But how tenacious would federal prosecutors be in making the case for the Cautiously Skeptical School of climate science, given that they work for an administration that's clearly sided with alarmists in the climate debate? Would prosecutors be tempted to pull punches, or rely on less-than-credible, C Team witnesses?
Shea probably already imagines himself in the role of Clarence Darrow (although given the attention this trial will attract, he may quickly be pushed aside by more established celebrity-lawyers -- Alan Dershowitz leaps to mind -- reaching for Darrow-like immortality). But who will do the lawyering, and play William Jennings Bryan, for the feds? Will they bring the A Team (such as it is)? Or will this fall to some second-string Justice Department stiff, with a cobweb in his ear, tossed into the maelstrom as a sacrificial offering to Gaia?
The imagination runs wild.
There's recently been talk in Washington -- link -- about the need for putting climate science on "trial." The idea is being pushed by the U.S. Chamber of Commerce, in response to EPA plans to regulate so-called "greenhouse gases."
From The Los Angeles Times:
Chamber Threatens Lawsuit if EPA Rejects Climate Science 'Trial'
The nation's largest business group is asking U.S. EPA to hold a public debate on climate change science -- or face litigation -- as the agency prepares to regulate greenhouse gas emissions under the Clean Air Act.
In April, EPA said it planned to declare that emissions of carbon dioxide, methane, nitrous oxide, hydrofluorocarbons, perfluorocarbons and sulfur hexafluoride from new automobiles and their engines contribute to air pollution that endangers public health and welfare. The proposal, which does not include any regulations, comes in response to the Supreme Court's 2007 Massachusetts v. EPA ruling.
The U.S. Chamber of Commerce filed a 21-page petition with EPA today, asking the agency to approve an on-the-record proceeding with an independent trier of fact who would allow EPA and environmental and business groups to engage in a "credible weighing" of the scientific evidence that global warming endangers human health. EPA has hosted two public hearings and received more than 300,000 public comments on the matter already.
"They don't have the science to support the endangerment finding," Bill Kovacs, the chamber's vice president for environment, regulatory and government affairs, said in an interview. "We can't just take their word for it."

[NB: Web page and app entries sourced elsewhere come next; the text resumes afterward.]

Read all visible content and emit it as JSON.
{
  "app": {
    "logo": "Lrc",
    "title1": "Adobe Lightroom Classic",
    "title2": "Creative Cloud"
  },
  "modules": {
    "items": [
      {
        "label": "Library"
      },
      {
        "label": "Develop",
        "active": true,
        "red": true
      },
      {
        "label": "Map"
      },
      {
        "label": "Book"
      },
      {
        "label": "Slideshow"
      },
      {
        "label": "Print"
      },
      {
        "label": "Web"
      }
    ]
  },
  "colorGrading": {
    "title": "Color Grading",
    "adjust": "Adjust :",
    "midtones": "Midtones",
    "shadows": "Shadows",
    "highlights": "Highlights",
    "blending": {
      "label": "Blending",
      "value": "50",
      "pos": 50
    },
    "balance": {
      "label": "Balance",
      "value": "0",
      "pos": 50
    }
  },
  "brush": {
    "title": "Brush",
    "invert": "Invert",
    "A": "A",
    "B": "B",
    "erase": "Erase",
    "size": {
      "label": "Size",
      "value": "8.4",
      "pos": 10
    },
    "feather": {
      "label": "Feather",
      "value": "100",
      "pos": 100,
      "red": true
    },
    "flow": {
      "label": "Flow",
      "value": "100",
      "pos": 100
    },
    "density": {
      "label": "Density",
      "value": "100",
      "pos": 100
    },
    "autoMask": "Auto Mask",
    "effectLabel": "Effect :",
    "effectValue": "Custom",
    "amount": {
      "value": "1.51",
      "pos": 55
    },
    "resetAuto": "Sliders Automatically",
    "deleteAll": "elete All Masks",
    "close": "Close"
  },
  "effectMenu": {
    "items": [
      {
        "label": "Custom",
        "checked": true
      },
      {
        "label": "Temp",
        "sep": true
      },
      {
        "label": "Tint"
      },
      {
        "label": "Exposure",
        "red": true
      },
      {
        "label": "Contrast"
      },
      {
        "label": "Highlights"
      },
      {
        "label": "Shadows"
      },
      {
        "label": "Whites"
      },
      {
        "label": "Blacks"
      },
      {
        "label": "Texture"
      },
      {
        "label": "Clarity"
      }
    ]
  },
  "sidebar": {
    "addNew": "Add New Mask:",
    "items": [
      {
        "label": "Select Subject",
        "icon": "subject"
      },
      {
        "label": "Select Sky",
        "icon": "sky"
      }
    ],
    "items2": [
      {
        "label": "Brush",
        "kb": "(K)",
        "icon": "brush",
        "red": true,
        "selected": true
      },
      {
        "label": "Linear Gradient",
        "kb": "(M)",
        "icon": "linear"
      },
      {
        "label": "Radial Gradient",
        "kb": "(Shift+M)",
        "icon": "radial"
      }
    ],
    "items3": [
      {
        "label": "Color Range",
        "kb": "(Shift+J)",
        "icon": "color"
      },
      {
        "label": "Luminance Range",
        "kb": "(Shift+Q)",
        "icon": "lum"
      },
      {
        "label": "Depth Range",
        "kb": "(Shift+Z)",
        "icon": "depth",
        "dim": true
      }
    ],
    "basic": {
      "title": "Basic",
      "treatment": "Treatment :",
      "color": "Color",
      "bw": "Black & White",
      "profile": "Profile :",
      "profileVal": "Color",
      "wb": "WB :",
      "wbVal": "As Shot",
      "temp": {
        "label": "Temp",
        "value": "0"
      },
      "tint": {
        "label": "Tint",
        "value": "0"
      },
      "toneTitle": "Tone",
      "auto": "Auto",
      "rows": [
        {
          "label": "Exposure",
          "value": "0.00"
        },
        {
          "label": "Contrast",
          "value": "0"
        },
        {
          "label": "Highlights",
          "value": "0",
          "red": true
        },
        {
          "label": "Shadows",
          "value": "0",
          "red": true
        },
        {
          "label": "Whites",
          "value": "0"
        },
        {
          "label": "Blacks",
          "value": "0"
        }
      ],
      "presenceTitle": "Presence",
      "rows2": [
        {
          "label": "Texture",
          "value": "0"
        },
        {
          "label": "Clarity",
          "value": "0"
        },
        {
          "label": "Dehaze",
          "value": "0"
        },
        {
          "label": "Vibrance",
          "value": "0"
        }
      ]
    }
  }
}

Kovacs envisions the EPA proceeding as a modern-day "Scopes Monkey Trial," where the science of global warming -- rather than evolution versus creationism -- would be debated. The 1925 trial, which pitted prominent defense attorney Clarence Darrow against three-time presidential candidate Williams Jennings Bryan, centered on the prosecution of John Scopes for violating a Tennessee law by teaching evolution in a high school classroom.
But be careful what you wish for.
The Chamber's "trial" would take place in a controlled environment, before "an independent trier of fact." It would have the flavor of an academic exercise. And there might be some value in it. What's shaping up in Utah would be far different. There you could have a circus-atmosphere jury trail, in which grandstanding lawyers, celebrity witnesses, hyper-technical evidence and a likable, well-meaning defendant could produce an irrational verdict from a jury of scientific illiterates (if they're representative of typical Americans).
And what if, at the end of the day, the "climate-made-me-do-it defense" works for DeChristopher? Although it's doubtful such a verdict would permanently settle the science -- Darwinism still is being debated more than 80 years after the Scopes trial -- it would certainly embolden a whole new generation of monkey-wrenchers, who will feel licensed to break the law as long as it's for a good of the planet. Where might that lead us? Where does the rule of law stand then?
The implications are ominous.